Choosing the Right Story

Choosing the Right Story published on No Comments on Choosing the Right Story

Story is the first thing to consider when starting a Webcomic and arguably the most important. That being said here are some things to consider when choosing the right story. It should be noted that there is much more beyond this list. However, these are the most important and shouldn’t go unnoticed so we will focus on just these…for now.


Is this a story I will want to stick with for the long haul?

Webcomics are a commitment. Plan it to be long enough to capture an audience into investing their continued time. More importantly it should be something you really enjoy doing since your giving up your own time in return. It’s very easy to burn yourself out since comics are a huge undertaking. Creating a story you truly love telling is a great tool to have in fighting burnout.


How original is your story?

I know what your asking “Is anything original anymore?” There are varying degrees of originality. Ideas are used over and over, however, the method in telling and details can make all the difference. Make sure you’ve checked your story idea with what is already out there. The last thing you want is to create a story exactly like another or worse an existing Webcomic. Make sure yours is different.


Is this story compelling enough to keep viewers interested?

Really think about how interesting and compelling your story is. It can be hard to do this since you’re so close to it. A good rule of thumb is to bounce your idea off some of your trusted friends and get feedback. Reassurance is always a good thing to have since more than likely you will at times doubt your talent throughout the long process of the Webcomic.


Is this story aimed at a certain niche of people?

I hate to consider this when it can stifle what you truly want to do, however, it needs to be addressed. There are certain genres within the comic world that does extremely well (i.e. superheroes) and some that don’t (i.e. girl related comics). That being said there are many exceptions to the rule (you need to consider who the creator is and what hoops they jumped through to make it to the point they are in now. I’m willing to bet it wasn’t an easy road). Much of this is the fact that these niches were planted and grew over time. If your story idea is something that falls into the range of obscurity (i.e. girl related comics) then you need to make the decision if it’s worth it to grow your viewers yourself and be willing to handle the fact that there might not be a big enough audience for that particular story…yet. If your niche is something extremely popular (i.e. fantasy) then you may be better off…then again maybe not.
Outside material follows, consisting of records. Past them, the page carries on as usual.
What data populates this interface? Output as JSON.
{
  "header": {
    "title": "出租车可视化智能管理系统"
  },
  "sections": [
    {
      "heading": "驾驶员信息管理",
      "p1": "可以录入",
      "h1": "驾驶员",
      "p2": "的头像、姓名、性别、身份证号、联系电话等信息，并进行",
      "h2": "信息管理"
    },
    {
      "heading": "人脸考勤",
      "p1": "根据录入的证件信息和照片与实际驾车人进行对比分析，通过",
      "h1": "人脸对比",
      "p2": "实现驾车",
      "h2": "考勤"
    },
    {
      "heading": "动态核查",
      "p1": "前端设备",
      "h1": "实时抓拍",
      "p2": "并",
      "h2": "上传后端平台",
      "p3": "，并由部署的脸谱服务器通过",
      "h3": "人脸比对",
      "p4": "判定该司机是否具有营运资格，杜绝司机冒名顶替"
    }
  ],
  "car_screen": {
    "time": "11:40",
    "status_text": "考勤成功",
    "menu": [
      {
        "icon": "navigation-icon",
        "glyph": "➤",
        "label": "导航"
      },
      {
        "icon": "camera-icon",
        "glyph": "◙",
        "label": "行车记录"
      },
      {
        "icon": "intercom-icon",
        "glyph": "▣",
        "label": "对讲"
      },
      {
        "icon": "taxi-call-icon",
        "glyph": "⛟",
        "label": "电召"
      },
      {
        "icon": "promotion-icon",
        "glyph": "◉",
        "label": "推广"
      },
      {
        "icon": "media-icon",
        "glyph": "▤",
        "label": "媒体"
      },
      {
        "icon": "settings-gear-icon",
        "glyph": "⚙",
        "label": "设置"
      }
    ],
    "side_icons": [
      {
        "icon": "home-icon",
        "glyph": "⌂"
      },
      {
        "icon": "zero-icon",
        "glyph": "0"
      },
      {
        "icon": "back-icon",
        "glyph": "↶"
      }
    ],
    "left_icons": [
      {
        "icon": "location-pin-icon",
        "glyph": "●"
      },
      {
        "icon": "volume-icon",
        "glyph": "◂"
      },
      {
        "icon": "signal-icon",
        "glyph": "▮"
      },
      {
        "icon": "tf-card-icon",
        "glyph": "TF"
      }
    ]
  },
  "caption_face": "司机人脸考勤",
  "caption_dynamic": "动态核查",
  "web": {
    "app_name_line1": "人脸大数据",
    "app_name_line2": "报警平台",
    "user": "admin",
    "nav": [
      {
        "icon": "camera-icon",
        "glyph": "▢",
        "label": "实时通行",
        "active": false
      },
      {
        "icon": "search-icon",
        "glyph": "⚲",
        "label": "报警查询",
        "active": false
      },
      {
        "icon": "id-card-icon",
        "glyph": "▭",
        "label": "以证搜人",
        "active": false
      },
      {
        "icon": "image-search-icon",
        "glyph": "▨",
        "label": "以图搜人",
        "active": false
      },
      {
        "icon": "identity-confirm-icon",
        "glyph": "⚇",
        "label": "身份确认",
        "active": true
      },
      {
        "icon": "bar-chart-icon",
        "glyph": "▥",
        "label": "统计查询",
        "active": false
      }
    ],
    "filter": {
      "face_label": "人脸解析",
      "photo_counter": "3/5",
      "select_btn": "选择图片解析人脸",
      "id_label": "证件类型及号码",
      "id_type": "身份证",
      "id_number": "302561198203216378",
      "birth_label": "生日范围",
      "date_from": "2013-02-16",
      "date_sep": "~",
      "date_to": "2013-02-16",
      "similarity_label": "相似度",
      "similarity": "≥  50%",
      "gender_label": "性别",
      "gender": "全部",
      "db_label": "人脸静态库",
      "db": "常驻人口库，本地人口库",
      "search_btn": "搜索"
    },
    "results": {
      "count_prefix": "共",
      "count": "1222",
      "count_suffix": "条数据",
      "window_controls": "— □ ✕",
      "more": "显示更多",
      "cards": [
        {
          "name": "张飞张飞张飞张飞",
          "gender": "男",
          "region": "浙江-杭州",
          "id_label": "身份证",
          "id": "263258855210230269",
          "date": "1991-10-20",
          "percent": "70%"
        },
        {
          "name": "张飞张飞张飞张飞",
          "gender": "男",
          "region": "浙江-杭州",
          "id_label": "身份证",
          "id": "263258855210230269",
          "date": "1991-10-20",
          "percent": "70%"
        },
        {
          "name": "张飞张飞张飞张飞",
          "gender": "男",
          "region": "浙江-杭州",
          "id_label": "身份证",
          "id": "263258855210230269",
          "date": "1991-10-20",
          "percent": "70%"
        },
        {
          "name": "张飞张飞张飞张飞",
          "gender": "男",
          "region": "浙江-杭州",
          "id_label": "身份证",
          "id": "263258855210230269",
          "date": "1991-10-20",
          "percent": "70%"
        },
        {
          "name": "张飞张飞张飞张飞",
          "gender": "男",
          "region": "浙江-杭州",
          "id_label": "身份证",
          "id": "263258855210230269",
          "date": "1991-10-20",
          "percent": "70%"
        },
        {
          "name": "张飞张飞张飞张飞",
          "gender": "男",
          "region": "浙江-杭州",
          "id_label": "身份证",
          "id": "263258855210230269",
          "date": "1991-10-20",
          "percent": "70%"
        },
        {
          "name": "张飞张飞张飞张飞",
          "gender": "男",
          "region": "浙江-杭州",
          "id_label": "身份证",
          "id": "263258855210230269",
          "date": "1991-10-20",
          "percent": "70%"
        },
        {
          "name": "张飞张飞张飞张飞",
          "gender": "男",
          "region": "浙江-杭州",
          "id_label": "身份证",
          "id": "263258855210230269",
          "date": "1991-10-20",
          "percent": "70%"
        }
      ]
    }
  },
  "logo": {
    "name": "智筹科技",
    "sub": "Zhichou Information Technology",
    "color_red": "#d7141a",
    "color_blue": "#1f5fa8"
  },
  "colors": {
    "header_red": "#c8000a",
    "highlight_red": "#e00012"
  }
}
Take into consideration that there are many comics under that niche already so you’re likely to be judged more harshly than say something that can’t be compared. I stress this because there’s no easy way to get around this. You will have to overcome hurdles in your Webcomic life and rightfully so!


Before diving into anything else with your planned Webcomic I suggest you write the whole script before paneling or anything else. If your plan is to do an ongoing story with no definite ending you still need to plan an ending. It’s okay not to fully script out your stories future, however, you should create an outline of your plot. It will give you an idea of the stories direction and purpose and believe me when I say there are a lot of things that can go wrong if you don’t know the ending. Let’s say you don’t have a planned ending and your now into your second volume of your Webcomic and you want to end it on the third volume. Now you’re stuck scrambling on how to make everything fit (I’d wager you end up wishing you had changed a few things you previously wrote). You want your ending to make sense with the story you’ve told otherwise your viewers will feel short changed.

Having a formed ending doesn’t mean you can’t extend the story if you’re Webcomic does extremely well or you just have a lot of fun working on it. A good example is to think of Lord of the Rings. Frodo has to get the ring to Mordor to destroy it. Think of the journey in between this. You can add more adventures before he even reaches his destination without loosing the whole purpose of his journey.

Leave a Reply

Your email address will not be published. Required fields are marked *

Primary Sidebar